Here are photos taken by a camera I have fallen back in love with --- my 10-year-old Canon SD780 IS, which I took to China in 2010. Last Saturday morning, I walked up and down Piedmont Avenue, to snap images of the devastating impact of Corona on a number of small businesses, the "mom and pop" shops that give the Avenue rich personalized color and culture.
The most crushing blow of all, the closing of Issues, owned by two lovely people, Joe, and Noella. They stocked magazines and books from all over the world. And the customer base was, surprisingly, predominately younger.
Unable to get any loans to carry on, Noella, seen here, issued a touching farewell on their Facebook page: "We never wanted to make this announcement. We wanted ISSUES to be a special place in the community forever. We poured our hearts and our souls into ISSUES and Oakland for thirteen years and it was our baby. Again, we are devastated and heartbroken. Thank you for making these years so amazing for us. We never could have done this without all of you. Please take care.With all our hearts, Noella & Joe"
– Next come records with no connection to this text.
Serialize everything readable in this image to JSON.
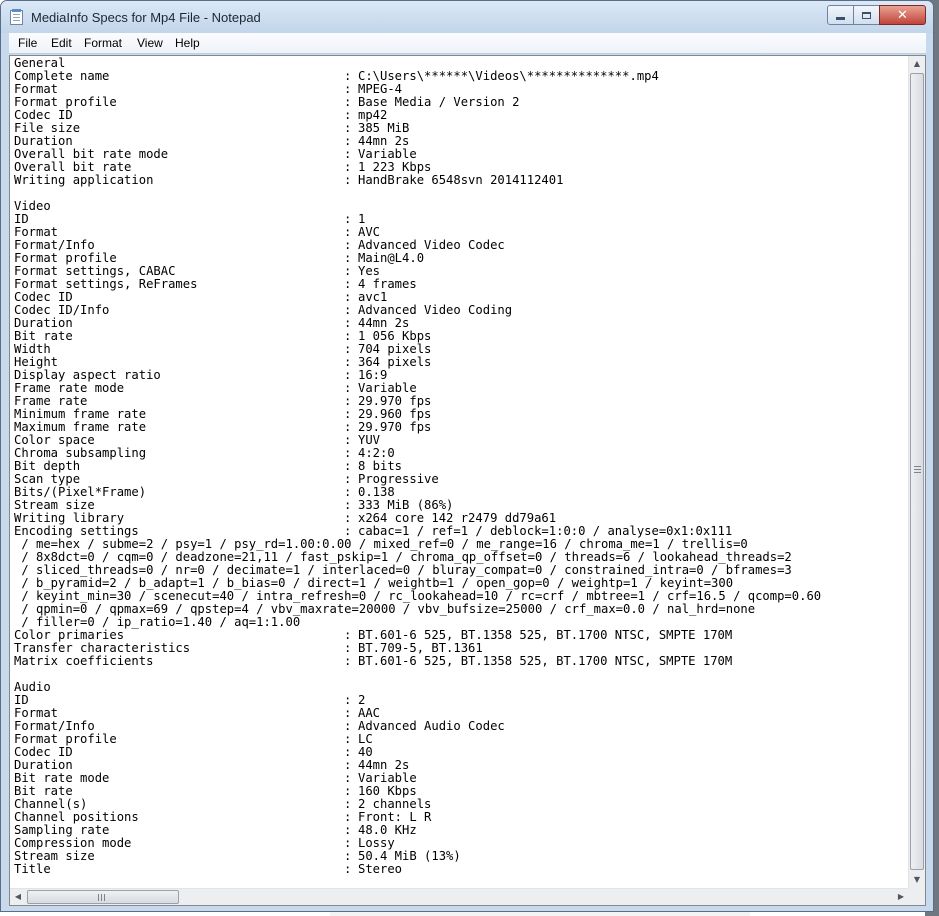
{
  "window": {
    "title": "MediaInfo Specs for Mp4 File - Notepad",
    "icon": "notepad-icon"
  },
  "controls": {
    "minimize_icon": "minimize-icon",
    "maximize_icon": "maximize-icon",
    "close_glyph": "✕"
  },
  "menu": [
    "File",
    "Edit",
    "Format",
    "View",
    "Help"
  ],
  "content": [
    {
      "label": "General"
    },
    {
      "label": "Complete name",
      "value": "C:\\Users\\******\\Videos\\**************.mp4"
    },
    {
      "label": "Format",
      "value": "MPEG-4"
    },
    {
      "label": "Format profile",
      "value": "Base Media / Version 2"
    },
    {
      "label": "Codec ID",
      "value": "mp42"
    },
    {
      "label": "File size",
      "value": "385 MiB"
    },
    {
      "label": "Duration",
      "value": "44mn 2s"
    },
    {
      "label": "Overall bit rate mode",
      "value": "Variable"
    },
    {
      "label": "Overall bit rate",
      "value": "1 223 Kbps"
    },
    {
      "label": "Writing application",
      "value": "HandBrake 6548svn 2014112401"
    },
    {
      "label": ""
    },
    {
      "label": "Video"
    },
    {
      "label": "ID",
      "value": "1"
    },
    {
      "label": "Format",
      "value": "AVC"
    },
    {
      "label": "Format/Info",
      "value": "Advanced Video Codec"
    },
    {
      "label": "Format profile",
      "value": "Main@L4.0"
    },
    {
      "label": "Format settings, CABAC",
      "value": "Yes"
    },
    {
      "label": "Format settings, ReFrames",
      "value": "4 frames"
    },
    {
      "label": "Codec ID",
      "value": "avc1"
    },
    {
      "label": "Codec ID/Info",
      "value": "Advanced Video Coding"
    },
    {
      "label": "Duration",
      "value": "44mn 2s"
    },
    {
      "label": "Bit rate",
      "value": "1 056 Kbps"
    },
    {
      "label": "Width",
      "value": "704 pixels"
    },
    {
      "label": "Height",
      "value": "364 pixels"
    },
    {
      "label": "Display aspect ratio",
      "value": "16:9"
    },
    {
      "label": "Frame rate mode",
      "value": "Variable"
    },
    {
      "label": "Frame rate",
      "value": "29.970 fps"
    },
    {
      "label": "Minimum frame rate",
      "value": "29.960 fps"
    },
    {
      "label": "Maximum frame rate",
      "value": "29.970 fps"
    },
    {
      "label": "Color space",
      "value": "YUV"
    },
    {
      "label": "Chroma subsampling",
      "value": "4:2:0"
    },
    {
      "label": "Bit depth",
      "value": "8 bits"
    },
    {
      "label": "Scan type",
      "value": "Progressive"
    },
    {
      "label": "Bits/(Pixel*Frame)",
      "value": "0.138"
    },
    {
      "label": "Stream size",
      "value": "333 MiB (86%)"
    },
    {
      "label": "Writing library",
      "value": "x264 core 142 r2479 dd79a61"
    },
    {
      "label": "Encoding settings",
      "value": "cabac=1 / ref=1 / deblock=1:0:0 / analyse=0x1:0x111"
    },
    {
      "continuation": " / me=hex / subme=2 / psy=1 / psy_rd=1.00:0.00 / mixed_ref=0 / me_range=16 / chroma_me=1 / trellis=0"
    },
    {
      "continuation": " / 8x8dct=0 / cqm=0 / deadzone=21,11 / fast_pskip=1 / chroma_qp_offset=0 / threads=6 / lookahead_threads=2"
    },
    {
      "continuation": " / sliced_threads=0 / nr=0 / decimate=1 / interlaced=0 / bluray_compat=0 / constrained_intra=0 / bframes=3"
    },
    {
      "continuation": " / b_pyramid=2 / b_adapt=1 / b_bias=0 / direct=1 / weightb=1 / open_gop=0 / weightp=1 / keyint=300"
    },
    {
      "continuation": " / keyint_min=30 / scenecut=40 / intra_refresh=0 / rc_lookahead=10 / rc=crf / mbtree=1 / crf=16.5 / qcomp=0.60"
    },
    {
      "continuation": " / qpmin=0 / qpmax=69 / qpstep=4 / vbv_maxrate=20000 / vbv_bufsize=25000 / crf_max=0.0 / nal_hrd=none"
    },
    {
      "continuation": " / filler=0 / ip_ratio=1.40 / aq=1:1.00"
    },
    {
      "label": "Color primaries",
      "value": "BT.601-6 525, BT.1358 525, BT.1700 NTSC, SMPTE 170M"
    },
    {
      "label": "Transfer characteristics",
      "value": "BT.709-5, BT.1361"
    },
    {
      "label": "Matrix coefficients",
      "value": "BT.601-6 525, BT.1358 525, BT.1700 NTSC, SMPTE 170M"
    },
    {
      "label": ""
    },
    {
      "label": "Audio"
    },
    {
      "label": "ID",
      "value": "2"
    },
    {
      "label": "Format",
      "value": "AAC"
    },
    {
      "label": "Format/Info",
      "value": "Advanced Audio Codec"
    },
    {
      "label": "Format profile",
      "value": "LC"
    },
    {
      "label": "Codec ID",
      "value": "40"
    },
    {
      "label": "Duration",
      "value": "44mn 2s"
    },
    {
      "label": "Bit rate mode",
      "value": "Variable"
    },
    {
      "label": "Bit rate",
      "value": "160 Kbps"
    },
    {
      "label": "Channel(s)",
      "value": "2 channels"
    },
    {
      "label": "Channel positions",
      "value": "Front: L R"
    },
    {
      "label": "Sampling rate",
      "value": "48.0 KHz"
    },
    {
      "label": "Compression mode",
      "value": "Lossy"
    },
    {
      "label": "Stream size",
      "value": "50.4 MiB (13%)"
    },
    {
      "label": "Title",
      "value": "Stereo"
    }
  ],
  "scrollbars": {
    "up_arrow": "▲",
    "down_arrow": "▼",
    "left_arrow": "◀",
    "right_arrow": "▶"
  }
}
I counted around six to 8 shops on the Avenue that appear to be either closed or on the verge of it
Only a block down from Issues, Gaylord's now stands empty, too. It came out of the early 1970s, fostering a funky youthful atmosphere, very laid back. You'd order at the register, and you could hang out there for hours. Local paintings on the walls, excellent salads and sandwiches. I never thought this place would go dark.
I went to the Piedmont Grocery over the weekend, the first time in around 10 weeks, just to get fresh Salmon.
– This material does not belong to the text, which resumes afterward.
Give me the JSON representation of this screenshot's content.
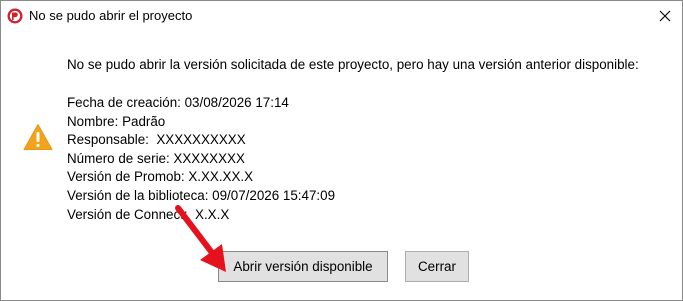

At Pete's Coffee. People are very good about honoring each other's six feet. Virtually everyone wears a mask.
Remember newspapers, and how they once fought for space in the racks? We are getting closer to the cold, alienating intersection at MacArthur Boulevard.
And there it is, the long winding boulevard whose name conjures up the worst images of Oakland. This is where the wonderful neighborly look and feel of Piedmont Avenue abruptly ends. Cross the street, and that world is gone.
I hope he's not gone. My barbershop, with a note on the door stating "temporarily closed". A good sign -- hold that thought, I tell myself. Recently out of desperation, I raised a pair of scissors to my face in the mirror, and was able to clip away some of the hair around my ears. I am thinking of asking Van, assuming he returns, to give me a very quick two or three minutes in the chair, just for the essentials, at full price.
Lonely settled morning. I know that man with the dog, the latter a delight when he wears his little bright red vest and skips on air. And here they are, closeup.
We talked about the closing of Gaylord's. He said that it seemed to be going downhill the last couple of years, and thinks that we may witness more closings. He is like many people you pass over the years, to whom you never quite come to introducing yourself.
A picture before and after all viruses
Back to camera talk
Enamored of the sharper detail from my first iPhone, purchased four years ago, I saw no need to carry the Canon with me, hastily letting go of it.
But of late, four years after I deserted it, I have begun wondering if a camera can be so overloaded with "pixels" as to create impressive images that exceed in detail what the eye actually sees? That is, if they produce their own dazzling creations, ever more microscopic, rather than honest reproductions? Are the images produced by my Canon more impressionistic? Or might they also be closer to the truth? Looking back through the scrapbooks I keep, I marvel at the photos it had produced for me, such as those in China.
Take a close look at the photo, above, of a painting by my grandfather, Carl August Heliodor Hammarstrom, snapped by my Canon. Notice the faint white streaks above the sun drifting left and upwards? I snapped the same picture on my iPhone SE, which makes the streak more distinctly pronounced, and the sun a little brighter, something I do not see when I stand before the actual painting on the wall.
And thus, I can say with reason that what I considered might be driven by my sentimental loyalty to things that last and work well, is more than that. And I am left with a re-found respect for this little camera. How could I disrespect a camera that so accurately captures the subtleties of my grandfather's brush? It feels good to be back with an old friend in my hand.